Upon further reading I saw an article from June 2nd this year stating that there was a plan in action regarding the biosphere reserve. For those of you who don’t speak spanish the article states that the area was declared a reserve almost 2 years ago but the elaborate plan on how to manage it has been going through the bureaurcratic approval process and should be finished by December of this year. So maybe then we will have some concrete answers.

The best thing that you can do until then as a responsible tourist is to buy conch and lobster only during their open season and only from local fishing co-operatives. I am not sure about catching them yourself but if you must, do not take conch under any circumstance as they are threatened, and do not take lobster out of season, under-sized, or if they are a female with eggs. If you absolutely must catch them yourselves, try and use the regulations from Florida, which have allowed for a sustainable fishing practice there, as a general guide and apply them when in the area until we find out what the new rules are under the biosphere reserve. If we respect nature and care for it, we can make sure that it will be around for us to enjoy for a long time to come.

I hope this helps. Stay tuned for updates on the rules as I find out more!

 

Quintana Roo Mexico Winning the Battle Against Sargassum

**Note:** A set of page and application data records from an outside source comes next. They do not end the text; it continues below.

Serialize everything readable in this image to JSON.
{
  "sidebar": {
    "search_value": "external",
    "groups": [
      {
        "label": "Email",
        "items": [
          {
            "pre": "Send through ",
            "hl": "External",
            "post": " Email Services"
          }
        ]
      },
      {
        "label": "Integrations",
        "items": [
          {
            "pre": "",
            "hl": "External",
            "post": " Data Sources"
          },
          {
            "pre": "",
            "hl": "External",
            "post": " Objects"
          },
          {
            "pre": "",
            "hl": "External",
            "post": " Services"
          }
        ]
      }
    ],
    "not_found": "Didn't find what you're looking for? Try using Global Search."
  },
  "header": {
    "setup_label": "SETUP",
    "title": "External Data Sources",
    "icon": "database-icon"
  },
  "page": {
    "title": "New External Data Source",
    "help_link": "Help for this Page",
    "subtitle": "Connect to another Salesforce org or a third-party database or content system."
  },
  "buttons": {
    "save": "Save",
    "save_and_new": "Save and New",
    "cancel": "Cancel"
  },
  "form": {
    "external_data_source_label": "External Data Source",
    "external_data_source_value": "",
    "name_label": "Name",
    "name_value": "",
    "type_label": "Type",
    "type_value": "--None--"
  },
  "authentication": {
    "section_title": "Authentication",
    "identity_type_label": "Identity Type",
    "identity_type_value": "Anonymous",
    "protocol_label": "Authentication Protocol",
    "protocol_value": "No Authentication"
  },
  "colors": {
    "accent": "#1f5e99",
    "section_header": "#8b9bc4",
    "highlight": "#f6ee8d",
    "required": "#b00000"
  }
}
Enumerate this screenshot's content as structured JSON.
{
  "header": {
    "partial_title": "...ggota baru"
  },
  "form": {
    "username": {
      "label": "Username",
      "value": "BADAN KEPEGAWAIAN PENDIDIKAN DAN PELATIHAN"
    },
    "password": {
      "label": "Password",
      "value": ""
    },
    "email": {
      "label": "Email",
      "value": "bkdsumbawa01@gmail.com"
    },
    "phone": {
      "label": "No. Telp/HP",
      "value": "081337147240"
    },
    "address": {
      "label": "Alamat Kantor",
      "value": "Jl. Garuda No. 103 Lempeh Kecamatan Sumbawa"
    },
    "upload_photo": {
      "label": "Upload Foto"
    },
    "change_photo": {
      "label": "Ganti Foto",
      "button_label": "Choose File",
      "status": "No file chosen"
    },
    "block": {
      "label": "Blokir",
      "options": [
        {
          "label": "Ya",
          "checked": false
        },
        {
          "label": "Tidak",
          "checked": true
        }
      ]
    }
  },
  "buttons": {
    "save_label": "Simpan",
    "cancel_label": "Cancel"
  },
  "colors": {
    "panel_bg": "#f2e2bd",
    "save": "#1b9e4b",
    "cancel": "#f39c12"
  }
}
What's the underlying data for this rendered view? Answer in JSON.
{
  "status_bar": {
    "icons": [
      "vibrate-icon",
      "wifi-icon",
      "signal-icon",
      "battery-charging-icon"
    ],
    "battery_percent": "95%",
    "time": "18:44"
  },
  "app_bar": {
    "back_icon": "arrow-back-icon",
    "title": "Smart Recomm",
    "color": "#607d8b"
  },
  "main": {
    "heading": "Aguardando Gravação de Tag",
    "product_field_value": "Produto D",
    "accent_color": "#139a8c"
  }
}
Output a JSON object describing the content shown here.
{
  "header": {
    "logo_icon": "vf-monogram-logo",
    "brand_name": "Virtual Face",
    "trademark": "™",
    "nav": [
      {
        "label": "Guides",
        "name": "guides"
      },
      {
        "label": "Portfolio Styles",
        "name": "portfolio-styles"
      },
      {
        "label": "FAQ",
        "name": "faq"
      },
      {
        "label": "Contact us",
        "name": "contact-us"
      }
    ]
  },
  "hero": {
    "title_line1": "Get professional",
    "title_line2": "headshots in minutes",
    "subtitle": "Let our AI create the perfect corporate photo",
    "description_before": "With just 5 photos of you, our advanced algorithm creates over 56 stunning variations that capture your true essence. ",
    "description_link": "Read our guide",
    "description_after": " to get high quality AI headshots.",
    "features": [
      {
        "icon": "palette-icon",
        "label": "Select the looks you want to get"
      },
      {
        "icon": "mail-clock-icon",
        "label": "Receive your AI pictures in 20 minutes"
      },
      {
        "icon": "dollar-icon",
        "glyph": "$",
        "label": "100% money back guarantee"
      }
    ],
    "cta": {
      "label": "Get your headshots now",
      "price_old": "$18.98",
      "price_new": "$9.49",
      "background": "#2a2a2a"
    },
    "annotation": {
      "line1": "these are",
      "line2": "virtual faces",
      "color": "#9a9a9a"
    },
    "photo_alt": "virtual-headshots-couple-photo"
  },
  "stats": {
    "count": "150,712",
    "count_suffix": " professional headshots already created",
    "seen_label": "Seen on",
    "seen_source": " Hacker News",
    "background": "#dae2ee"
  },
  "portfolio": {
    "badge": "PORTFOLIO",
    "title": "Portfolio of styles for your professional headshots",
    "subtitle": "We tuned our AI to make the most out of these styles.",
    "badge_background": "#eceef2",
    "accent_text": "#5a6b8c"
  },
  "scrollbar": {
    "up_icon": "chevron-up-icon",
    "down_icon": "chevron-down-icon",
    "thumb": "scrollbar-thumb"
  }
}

The government of the state of Quintana Roo, home to tourist beaches like Cancun, Playa Del Carmen, Tulum, and Mahahual has been raging a war against the invasion of the seaweed sargassum in recent months and it appears they are winning. Through innovation and teamwork many weapons have been put in place and the beaches are much better. Check out this cool video to see one of the ways in which the sargassum is being stopped from inundating out beaches!